■ **EXERCISE OBJECTIVE**
Exactly and only the lines from the line holding "Serialize everything readable" to the end of the records should be reproduced. Leave pictures out.

App and web page records
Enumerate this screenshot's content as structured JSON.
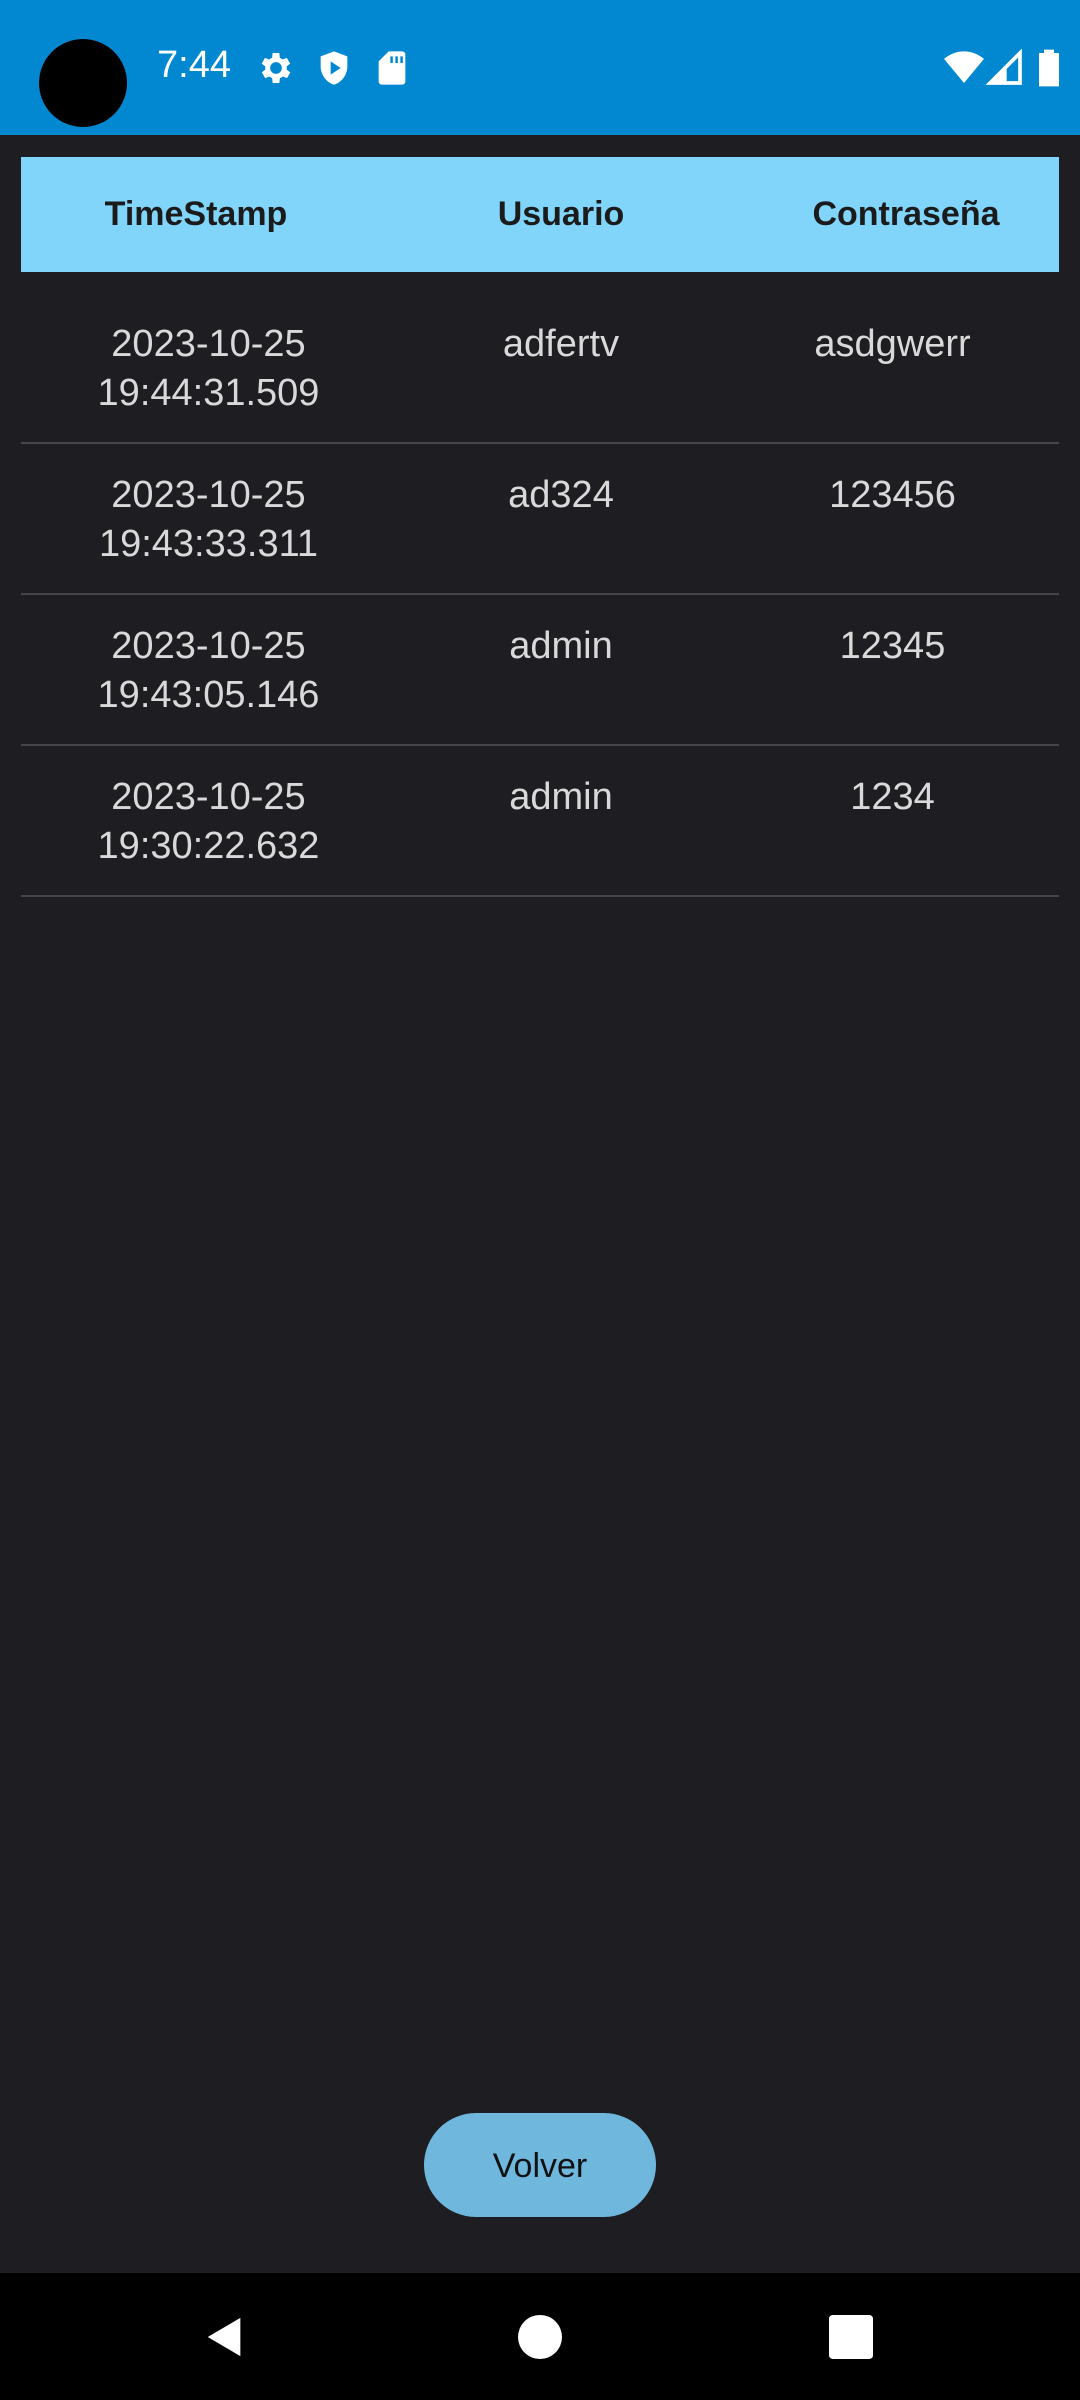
{
  "status_bar": {
    "time": "7:44",
    "left_icons": [
      "gear-icon",
      "shield-play-icon",
      "sd-card-icon"
    ],
    "right_icons": [
      "wifi-icon",
      "signal-icon",
      "battery-icon"
    ]
  },
  "table": {
    "headers": [
      "TimeStamp",
      "Usuario",
      "Contraseña"
    ],
    "rows": [
      {
        "timestamp_date": "2023-10-25",
        "timestamp_time": "19:44:31.509",
        "usuario": "adfertv",
        "contrasena": "asdgwerr"
      },
      {
        "timestamp_date": "2023-10-25",
        "timestamp_time": "19:43:33.311",
        "usuario": "ad324",
        "contrasena": "123456"
      },
      {
        "timestamp_date": "2023-10-25",
        "timestamp_time": "19:43:05.146",
        "usuario": "admin",
        "contrasena": "12345"
      },
      {
        "timestamp_date": "2023-10-25",
        "timestamp_time": "19:30:22.632",
        "usuario": "admin",
        "contrasena": "1234"
      }
    ]
  },
  "back_button": {
    "label": "Volver"
  },
  "nav_bar": {
    "icons": [
      "back-icon",
      "home-icon",
      "recents-icon"
    ]
  },
  "colors": {
    "status_bar": "#0288d1",
    "header_bg": "#81d4fa",
    "background": "#1e1d22",
    "button": "#6fb7dc"
  }
}
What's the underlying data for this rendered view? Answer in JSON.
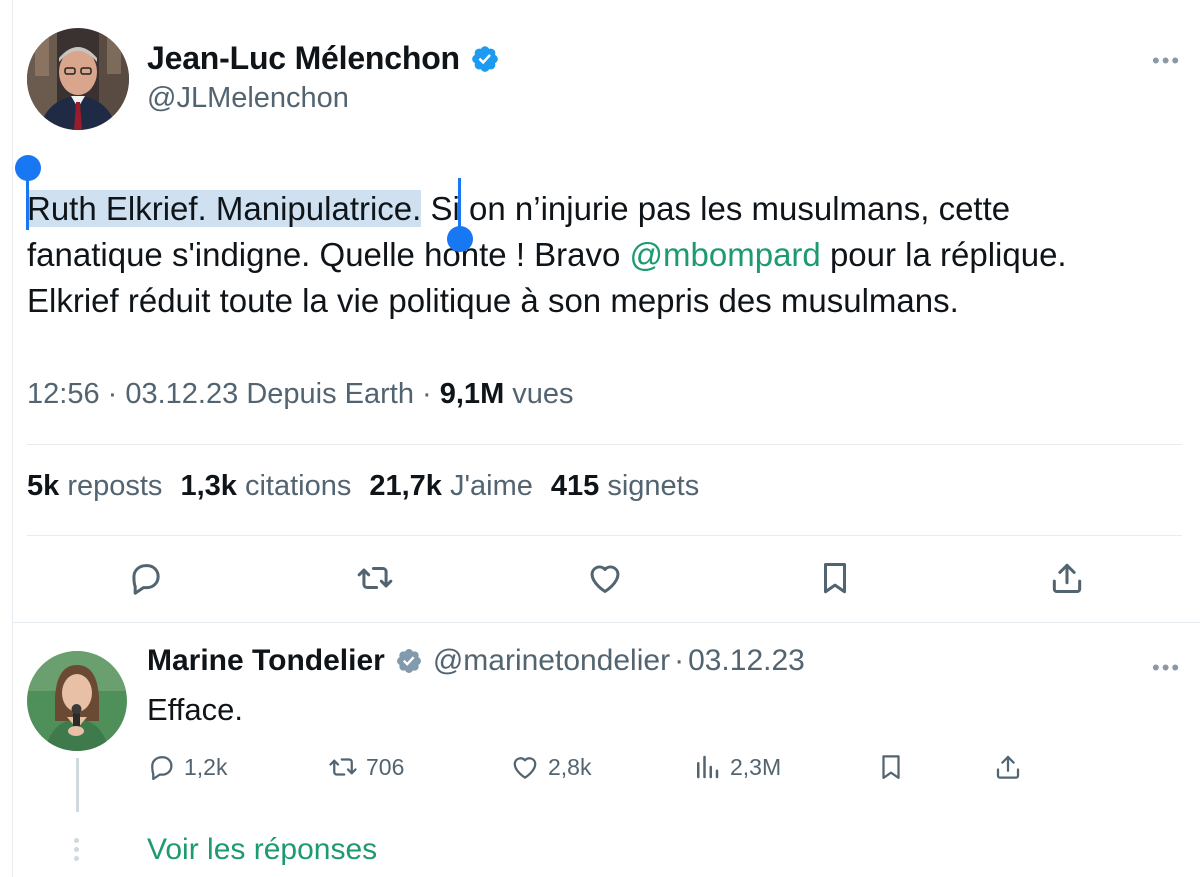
{
  "main_tweet": {
    "author_name": "Jean-Luc Mélenchon",
    "author_handle": "@JLMelenchon",
    "text_line1_selected": "Ruth Elkrief. Manipulatrice.",
    "text_line1_rest": " Si on n’injurie pas les musulmans, cette",
    "text_line2_before_mention": "fanatique s'indigne. Quelle honte ! Bravo ",
    "text_line2_mention": "@mbompard",
    "text_line2_after_mention": " pour la réplique.",
    "text_line3": "Elkrief réduit toute la vie politique à son mepris des musulmans.",
    "time": "12:56",
    "date": "03.12.23",
    "source": "Depuis Earth",
    "views_count": "9,1M",
    "views_label": "vues",
    "stats": [
      {
        "count": "5k",
        "label": "reposts"
      },
      {
        "count": "1,3k",
        "label": "citations"
      },
      {
        "count": "21,7k",
        "label": "J'aime"
      },
      {
        "count": "415",
        "label": "signets"
      }
    ],
    "actions": [
      "reply-icon",
      "repost-icon",
      "like-icon",
      "bookmark-icon",
      "share-icon"
    ]
  },
  "reply_tweet": {
    "author_name": "Marine Tondelier",
    "author_handle": "@marinetondelier",
    "separator": "·",
    "date": "03.12.23",
    "text": "Efface.",
    "replies": "1,2k",
    "reposts": "706",
    "likes": "2,8k",
    "views": "2,3M"
  },
  "show_replies_label": "Voir les réponses",
  "colors": {
    "accent": "#1d9b6e",
    "verified_blue": "#1d9bf0",
    "verified_gray": "#829aab",
    "selection": "#cfe0f1",
    "selection_handle": "#1877f2",
    "secondary_text": "#536471"
  }
}
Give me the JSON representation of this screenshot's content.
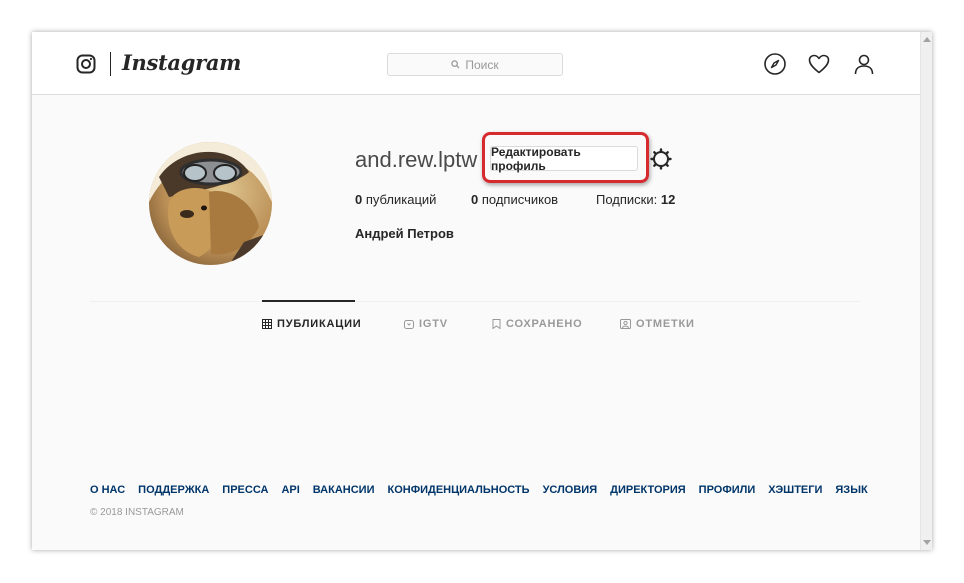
{
  "header": {
    "brand": "Instagram",
    "search_placeholder": "Поиск"
  },
  "profile": {
    "username": "and.rew.lptw",
    "edit_label": "Редактировать профиль",
    "stats": {
      "posts_count": "0",
      "posts_label": "публикаций",
      "followers_count": "0",
      "followers_label": "подписчиков",
      "following_label": "Подписки:",
      "following_count": "12"
    },
    "full_name": "Андрей Петров"
  },
  "tabs": [
    {
      "label": "ПУБЛИКАЦИИ",
      "icon": "grid-icon",
      "active": true
    },
    {
      "label": "IGTV",
      "icon": "igtv-icon",
      "active": false
    },
    {
      "label": "СОХРАНЕНО",
      "icon": "bookmark-icon",
      "active": false
    },
    {
      "label": "ОТМЕТКИ",
      "icon": "tagged-icon",
      "active": false
    }
  ],
  "footer": {
    "links": [
      "О НАС",
      "ПОДДЕРЖКА",
      "ПРЕССА",
      "API",
      "ВАКАНСИИ",
      "КОНФИДЕНЦИАЛЬНОСТЬ",
      "УСЛОВИЯ",
      "ДИРЕКТОРИЯ",
      "ПРОФИЛИ",
      "ХЭШТЕГИ",
      "ЯЗЫК"
    ],
    "copyright": "© 2018 INSTAGRAM"
  },
  "colors": {
    "highlight": "#d62a2f",
    "link": "#003569",
    "text": "#262626",
    "muted": "#999999"
  }
}
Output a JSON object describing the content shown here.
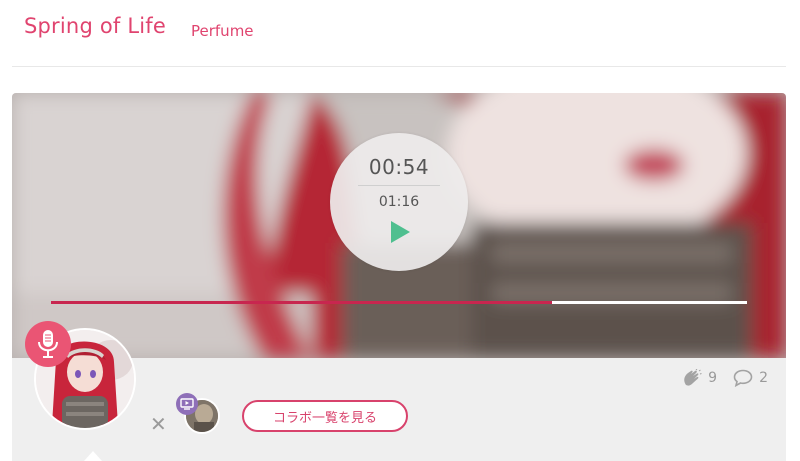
{
  "header": {
    "title": "Spring of Life",
    "artist": "Perfume"
  },
  "player": {
    "current_time": "00:54",
    "total_time": "01:16",
    "progress": 0.72,
    "play_icon": "play-icon"
  },
  "stats": {
    "applause_count": "9",
    "comment_count": "2"
  },
  "collab": {
    "button_label": "コラボ一覧を見る"
  },
  "colors": {
    "accent": "#e0446f",
    "progress_fill": "#c8264f",
    "play": "#4fbf8f",
    "mic_badge": "#ea5574",
    "collab_badge": "#8e6fb8"
  }
}
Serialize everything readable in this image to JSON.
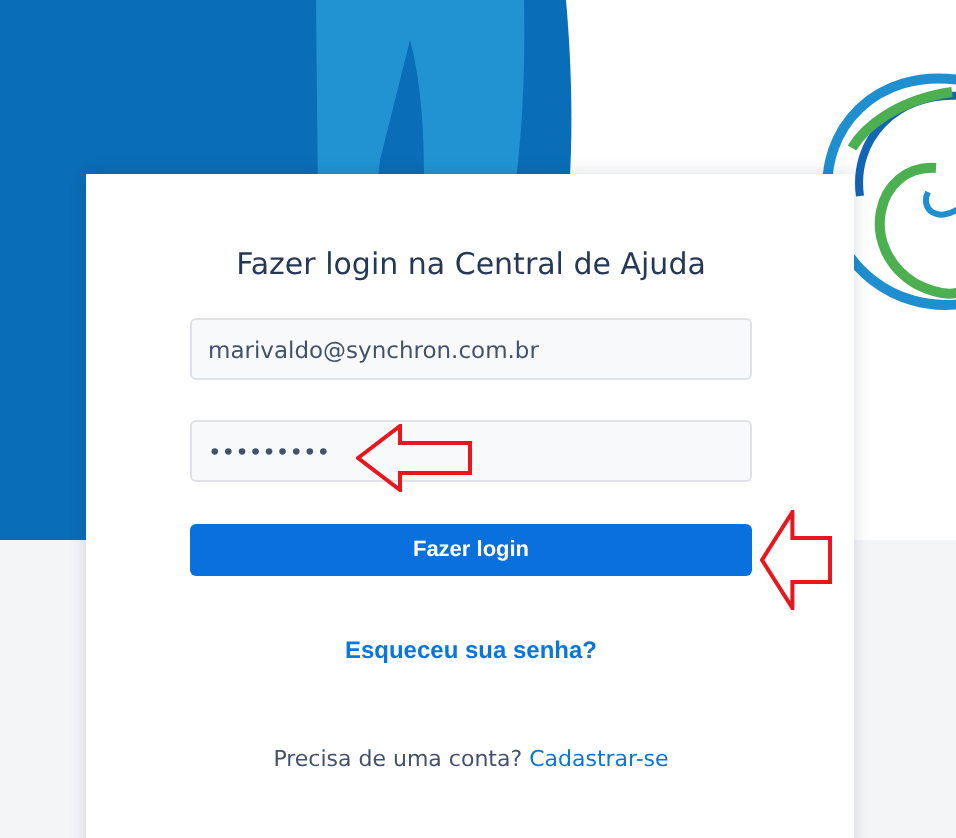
{
  "login_card": {
    "title": "Fazer login na Central de Ajuda",
    "email_field": {
      "value": "marivaldo@synchron.com.br"
    },
    "password_field": {
      "value": "•••••••••"
    },
    "submit_button": {
      "label": "Fazer login"
    },
    "forgot_link": {
      "label": "Esqueceu sua senha?"
    },
    "signup": {
      "prompt": "Precisa de uma conta?",
      "link": "Cadastrar-se"
    }
  },
  "annotations": [
    {
      "kind": "arrow"
    },
    {
      "kind": "arrow"
    }
  ]
}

■ **TASK ANSWER**
Serialize everything readable in this image to JSON.
{
  "login_card": {
    "title": "Fazer login na Central de Ajuda",
    "email_field": {
      "value": "marivaldo@synchron.com.br"
    },
    "password_field": {
      "value": "•••••••••"
    },
    "submit_button": {
      "label": "Fazer login"
    },
    "forgot_link": {
      "label": "Esqueceu sua senha?"
    },
    "signup": {
      "prompt": "Precisa de uma conta?",
      "link": "Cadastrar-se"
    }
  },
  "annotations": [
    {
      "kind": "arrow"
    },
    {
      "kind": "arrow"
    }
  ]
}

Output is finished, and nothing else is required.